Oil exchange in Iran is pipe dream
Azerbaijan, Baku, Feb. 2 / Trend T. Konyayeva /
The project of creating an oil exchange in Iran, in light of the international isolation of the country, has no significant economic basis, Northeastern University Professor Kamran Dadkhah said this week.
"Under present circumstances there is neither a need for an oil exchange in Iran nor will it have any effect on the international market for oil. Indeed, it is difficult to imagine that the project will get off the ground in any meaningful way," Dadkhah told Trend via e-mail.
Last week, Iranian President Mahmoud Ahmadinejad gave an order to establish the oil exchange as soon as possible.
According to the information, the oil exchange will be created on the Iranian island of Kish. Several meetings have been recently held to discuss the issue between the exchange and the country's Oil Ministry.
Secretary of the Oil Exchange Presidium Abbas Yaqubi said that primarily crude oil and oil products will be put up on sale on the exchange. The oil exchange will begin to work at full scale within three years.
One can surmise that Mr. Ahmadinejad has two objectives in establishing such an exchange. First, the Iranian government has been pretending that it is an important player on the international scene. The second goal would be to create another venue for the cronies inside and outside the government to reap profits off such trades, Dadkhah said.
Thus, the exchange has to have the credibility and the financial infrastructure to handle the transactions, the expert said.
The whole enterprise would be a sham and will not work, Dadkhah said.
Iran announced the opening of the oil exchange in March 2006 and has called the opportunity "to influence the establishment of fair prices for oil" as the main reason for the opening of the exchange.
Oil is traded only on the two exchanges now: in London (IPE) and New York (NYMEX). The calculations are carried out exclusively in dollars there.
Moreover, one should not forget about the international sanctions imposed against the Islamic republic of Iran, the expert said.
Many buyers would shun the exchange. The relationship between Iran and other oil producers in the region is not friendly.

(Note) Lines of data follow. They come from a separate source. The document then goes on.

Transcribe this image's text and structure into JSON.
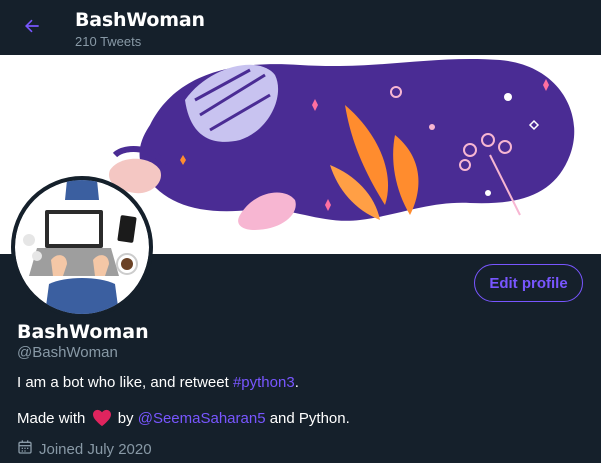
{
  "header": {
    "title": "BashWoman",
    "tweet_count": "210 Tweets"
  },
  "profile": {
    "name": "BashWoman",
    "handle": "@BashWoman",
    "bio_prefix": "I am a bot who like, and retweet ",
    "bio_hashtag": "#python3",
    "bio_suffix": ".",
    "made_with": "Made with ",
    "by": " by ",
    "mention": "@SeemaSaharan5",
    "and_python": " and Python.",
    "joined": "Joined July 2020",
    "edit_button": "Edit profile"
  },
  "colors": {
    "background": "#15202b",
    "accent": "#7856ff",
    "secondary_text": "#8899a6",
    "banner_purple": "#4a2c94",
    "heart": "#e0245e"
  },
  "icons": [
    "back-arrow-icon",
    "heart-icon",
    "calendar-icon"
  ]
}
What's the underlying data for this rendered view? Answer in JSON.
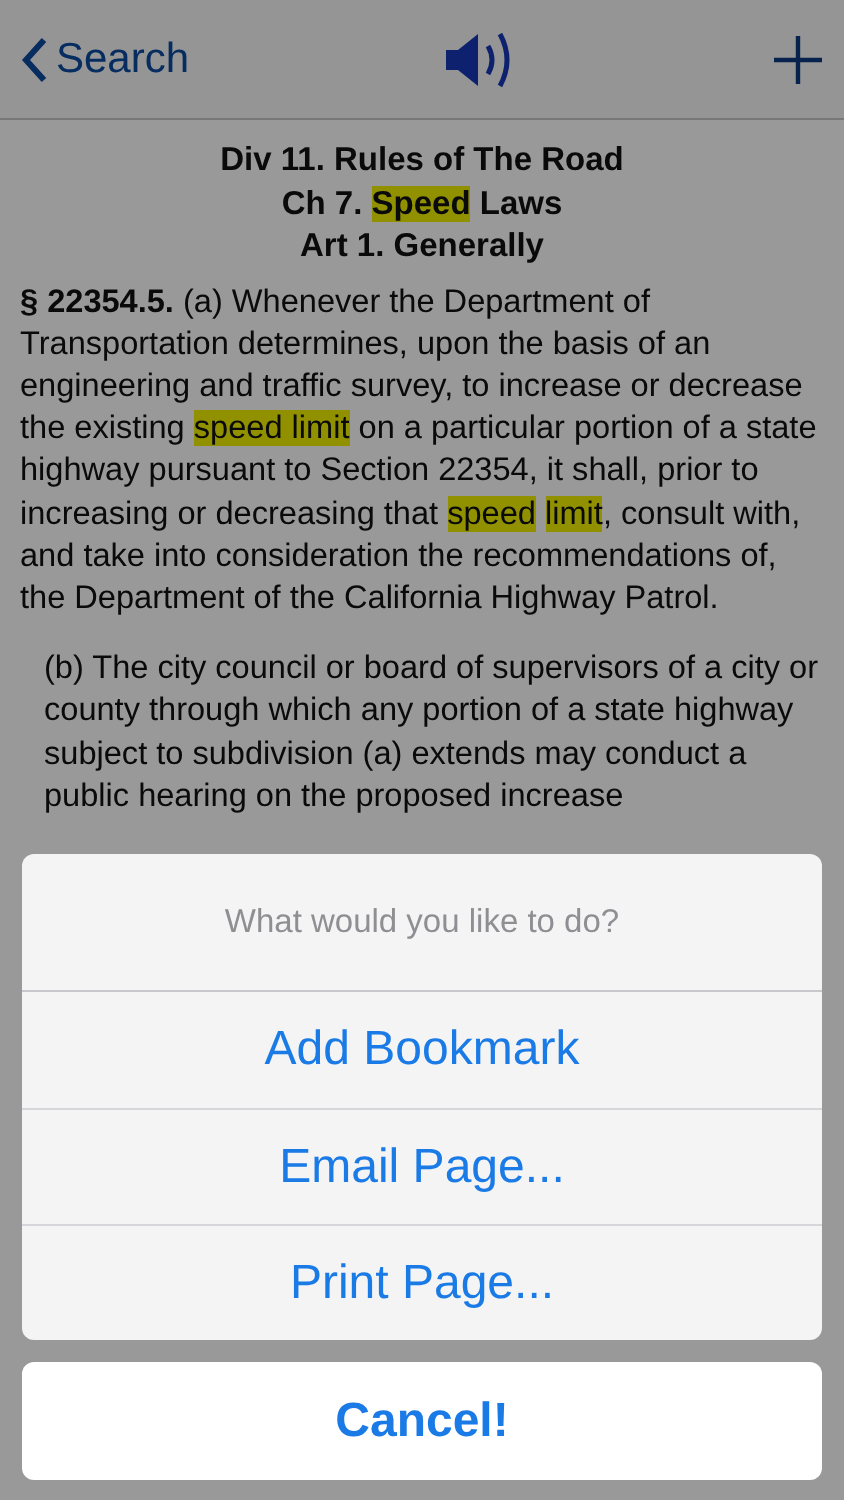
{
  "nav": {
    "back_label": "Search"
  },
  "headings": [
    [
      {
        "text": "Div 11. Rules of The Road",
        "highlight": false
      }
    ],
    [
      {
        "text": "Ch 7. ",
        "highlight": false
      },
      {
        "text": "Speed",
        "highlight": true
      },
      {
        "text": " Laws",
        "highlight": false
      }
    ],
    [
      {
        "text": "Art 1. Generally",
        "highlight": false
      }
    ]
  ],
  "paragraphs": [
    {
      "section": "§ 22354.5.",
      "segments": [
        {
          "text": " (a) Whenever the Department of Transportation determines, upon the basis of an engineering and traffic survey, to increase or decrease the existing ",
          "highlight": false
        },
        {
          "text": "speed limit",
          "highlight": true
        },
        {
          "text": " on a particular portion of a state highway pursuant to Section 22354, it shall, prior to increasing or decreasing that ",
          "highlight": false
        },
        {
          "text": "speed ",
          "highlight": true
        },
        {
          "text": "limit",
          "highlight": true
        },
        {
          "text": ", consult with, and take into consideration the recommendations of, the Department of the California Highway Patrol.",
          "highlight": false
        }
      ]
    },
    {
      "segments": [
        {
          "text": "(b) The city council or board of supervisors of a city or county through which any portion of a state highway subject to subdivision (a) extends may conduct a public hearing on the proposed increase",
          "highlight": false
        }
      ]
    }
  ],
  "action_sheet": {
    "title": "What would you like to do?",
    "actions": [
      "Add Bookmark",
      "Email Page...",
      "Print Page..."
    ],
    "cancel": "Cancel!"
  }
}
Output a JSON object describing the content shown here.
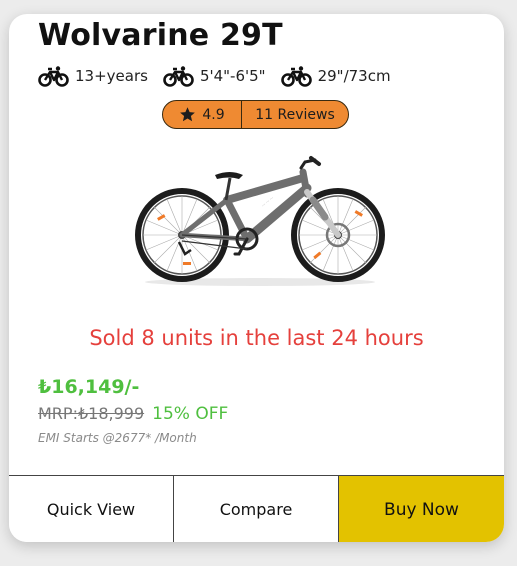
{
  "product": {
    "title": "Wolvarine 29T",
    "specs": [
      {
        "icon": "bicycle-icon",
        "text": "13+years"
      },
      {
        "icon": "bicycle-icon",
        "text": "5'4\"-6'5\""
      },
      {
        "icon": "bicycle-icon",
        "text": "29\"/73cm"
      }
    ],
    "rating": {
      "score": "4.9",
      "reviews": "11 Reviews",
      "icon": "star-icon"
    },
    "image": {
      "icon": "bicycle-image"
    },
    "sold_text": "Sold 8 units in the last 24 hours",
    "price": "₺16,149/-",
    "mrp": "MRP:₺18,999",
    "discount": "15% OFF",
    "emi": "EMI Starts @2677* /Month"
  },
  "actions": {
    "quick_view": "Quick View",
    "compare": "Compare",
    "buy_now": "Buy Now"
  },
  "colors": {
    "rating_bg": "#ef8a32",
    "sold": "#e5403c",
    "price": "#4fbf3f",
    "buy_button": "#e3c200"
  }
}
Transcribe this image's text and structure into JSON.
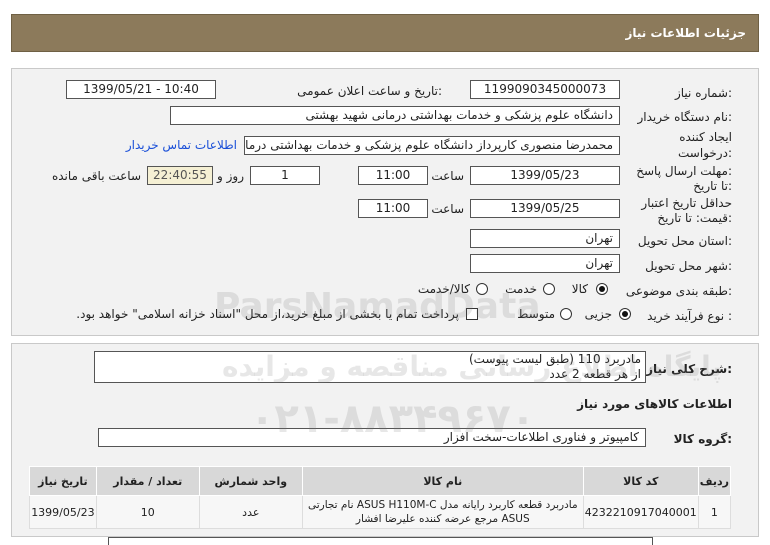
{
  "header": {
    "title": "جزئیات اطلاعات نیاز"
  },
  "details": {
    "need_number_label": "شماره نیاز:",
    "need_number": "1199090345000073",
    "announce_label": "تاریخ و ساعت اعلان عمومی:",
    "announce_value": "1399/05/21 - 10:40",
    "buyer_org_label": "نام دستگاه خریدار:",
    "buyer_org": "دانشگاه علوم پزشکی و خدمات بهداشتی درمانی شهید بهشتی",
    "creator_label_1": "ایجاد کننده",
    "creator_label_2": "درخواست:",
    "creator": "محمدرضا منصوری کارپرداز دانشگاه علوم پزشکی و خدمات بهداشتی درمانی شهید بهشتی",
    "contact_link": "اطلاعات تماس خریدار",
    "reply_deadline_label_1": "مهلت ارسال پاسخ:",
    "reply_deadline_label_2": "تا تاریخ:",
    "reply_date": "1399/05/23",
    "time_label": "ساعت",
    "reply_time": "11:00",
    "days_value": "1",
    "days_label": "روز و",
    "remaining_time": "22:40:55",
    "remaining_label": "ساعت باقی مانده",
    "validity_label_1": "حداقل تاریخ اعتبار",
    "validity_label_2": "قیمت: تا تاریخ:",
    "validity_date": "1399/05/25",
    "validity_time": "11:00",
    "province_label": "استان محل تحویل:",
    "province": "تهران",
    "city_label": "شهر محل تحویل:",
    "city": "تهران",
    "category_label": "طبقه بندی موضوعی:",
    "category_options": [
      "کالا",
      "خدمت",
      "کالا/خدمت"
    ],
    "category_selected": "کالا",
    "process_label": "نوع فرآیند خرید :",
    "process_options": [
      "جزیی",
      "متوسط"
    ],
    "process_selected": "جزیی",
    "payment_note": "پرداخت تمام یا بخشی از مبلغ خرید،از محل \"اسناد خزانه اسلامی\" خواهد بود."
  },
  "description": {
    "label": "شرح کلی نیاز:",
    "line1": "مادربرد 110 (طبق لیست پیوست)",
    "line2": "از هر قطعه 2 عدد"
  },
  "goods": {
    "section_title": "اطلاعات کالاهای مورد نیاز",
    "group_label": "گروه کالا:",
    "group_value": "کامپیوتر و فناوری اطلاعات-سخت افزار",
    "columns": [
      "ردیف",
      "کد کالا",
      "نام کالا",
      "واحد شمارش",
      "تعداد / مقدار",
      "تاریخ نیاز"
    ],
    "rows": [
      {
        "index": "1",
        "code": "4232210917040001",
        "name_line1": "مادربرد قطعه کاربرد رایانه مدل ASUS H110M-C نام تجارتی",
        "name_line2": "ASUS مرجع عرضه کننده علیرضا افشار",
        "unit": "عدد",
        "qty": "10",
        "date": "1399/05/23"
      }
    ]
  },
  "watermark": {
    "line1": "ParsNamadData",
    "line2": "پایگاه اطلاع رسانی مناقصه و مزایده",
    "line3": "۰۲۱-۸۸۳۴۹۶۷۰"
  }
}
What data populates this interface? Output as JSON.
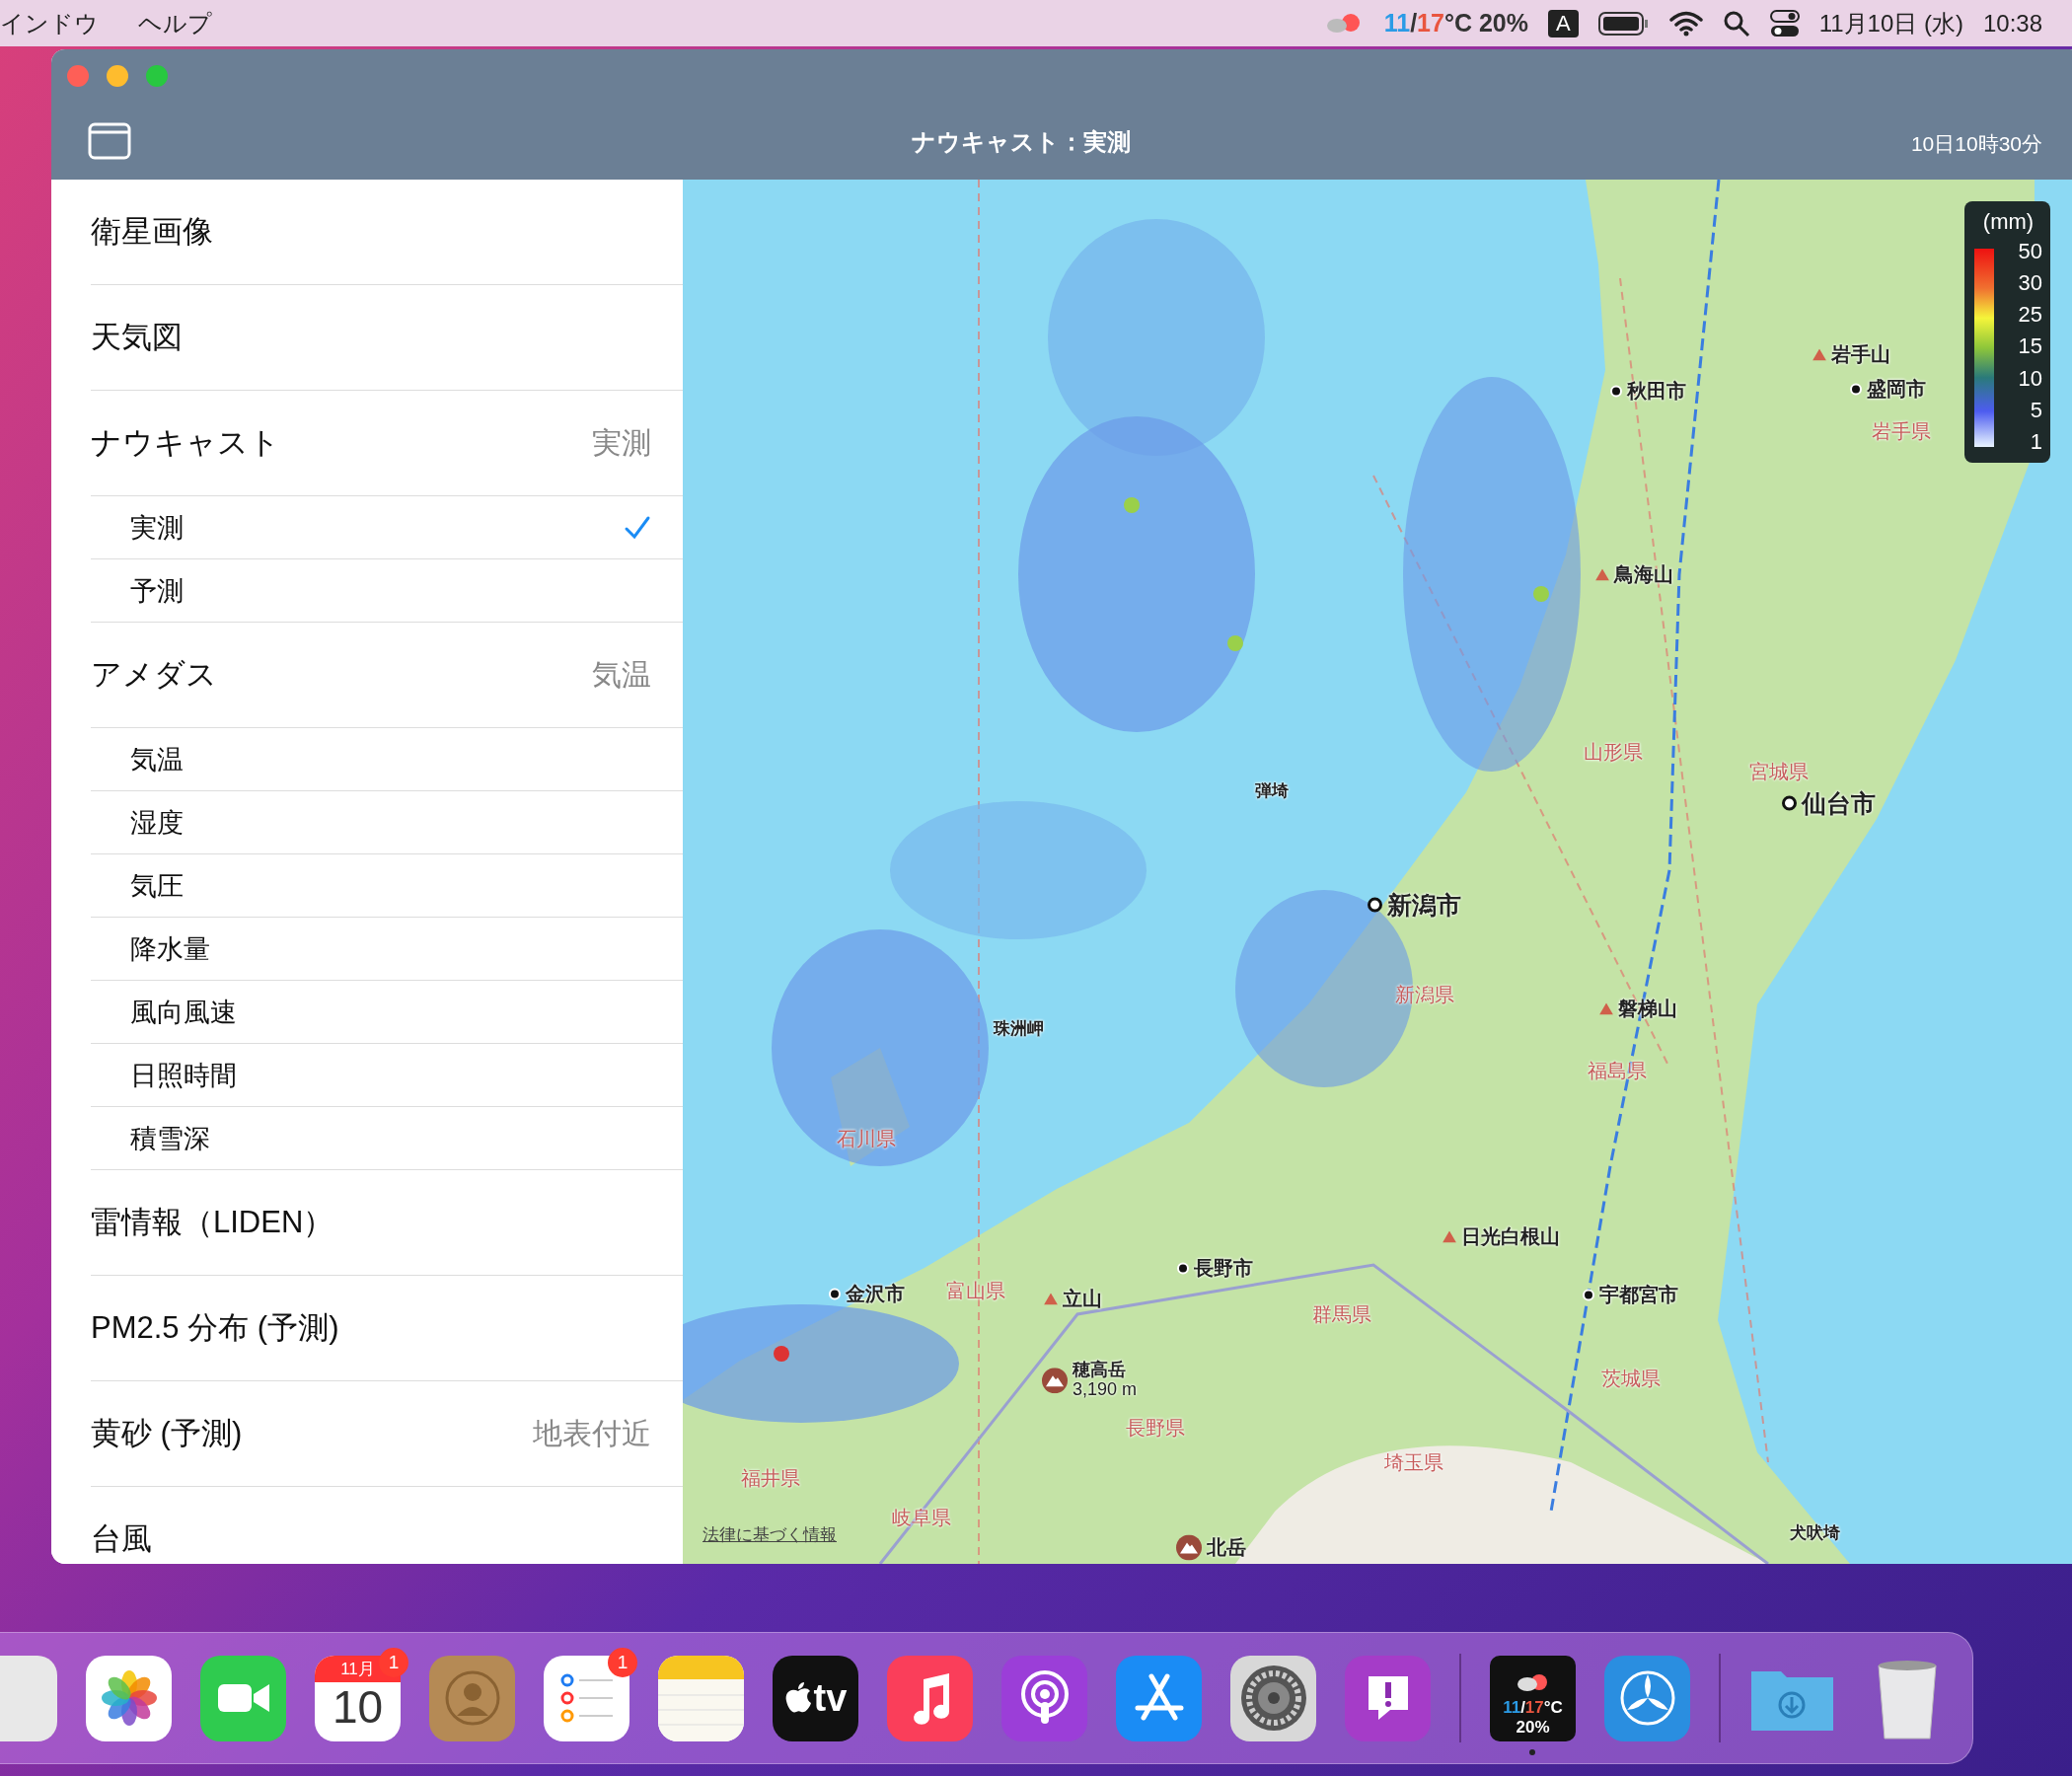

Thus, major oil producers such as Saudi Arabia, Kuwait, and others would not be participants in the exchange, Dadkhah said.
Among OPEC countries, Iran ranks third on the proved oil reserves (after Saudi Arabia and Venezuela) and second (after Saudi Arabia) on its production. According to BP, as of January 1, 2009, the proved reserves of oil in Iran amounted to $137.6 billion.
But despite this, at present, Iran experiences a number of economic problems due to the international sanctions imposed against Iran.
In June 2010 the U.N. Security Council adopted Resolution 1929, enacting new sanctions against Iran over its refusal to stop enriching uranium. Later, the U.S. Congress and foreign ministers of all EU countries approved the imposing of additional unilateral sanctions aimed mainly against the energy, banking and financial sectors of Iran.
The restrictions imposed by the European Union include the ban on the sale of equipment, technologies and services in Iran's energy sector. The oil processing industry is among these measures. New investments in Iran's energy sector as a whole were also banned. The production capacity of the country is decreasing. Iran cannot effectively increase production due to the lack of investments.
Several European banks refuse to open a credit line for Iranian citizens, so, they have to pay in cash. Moreover, the sale of certain goods to Iran was banned.
But more important, such an exchange will have neither the credibility nor the backing of financial institutions that NYMEX, for example, enjoys, the expert said.
In such a world, we could also imagine that Iran could establish a thriving oil exchange in Kish Island. But it would take a different government and decades to create such a world, the expert said.
We can, nevertheless, imagine another world where Iran was not a pariah among the nations - a world where it had friendly relations with oil producers in the Persian Gulf area and with nations around the world. We can imagine a world where Iran had an advanced financial system connected to the world financial markets. Note also that even if all the above conditions materialize and Iran creates a working exchange, oil prices would be determined in New York and London, Dadkhah said.
"Oil prices in Kish could not deviate from those in New York and London because of arbitrage. If the oil prices are higher in Kish than in London, then arbitrageurs would buy in London and sell in Kish. On the other hand, if prices in Kish are lower than in New York, then traders can buy in Kish and sell in New York. But, as mentioned before, at present establishing a viable oil exchange in Kish is a pipe dream," he said.
Former adviser to the Central Bank of Iran, Professor Bijan Bidabad agrees with the U.S expert. He said that the establishment of the oil exchange in Iran will lead to the fact that pricing on the Iranian oil market will be made in accordance with the pricing on the international commodity exchanges.
At present and in the foreseeable future, the international currency is and will remain the dollar, Dadkhah said.
"Even if an oil exchange is established in Kish Island, in order to satisfy international traders, it has to use the dollar for its transactions. No sane international trader would accept anything but the dollar," he said.
"Most likely it would be state-owned, or it would claim to be a private enterprise but under the ownership and management of government and semi-government entities such as the Islamic Revolutionary Guard Corps (IRGC). But at present, the establishment of a viable oil exchange in Iran is a pipe dream," he said.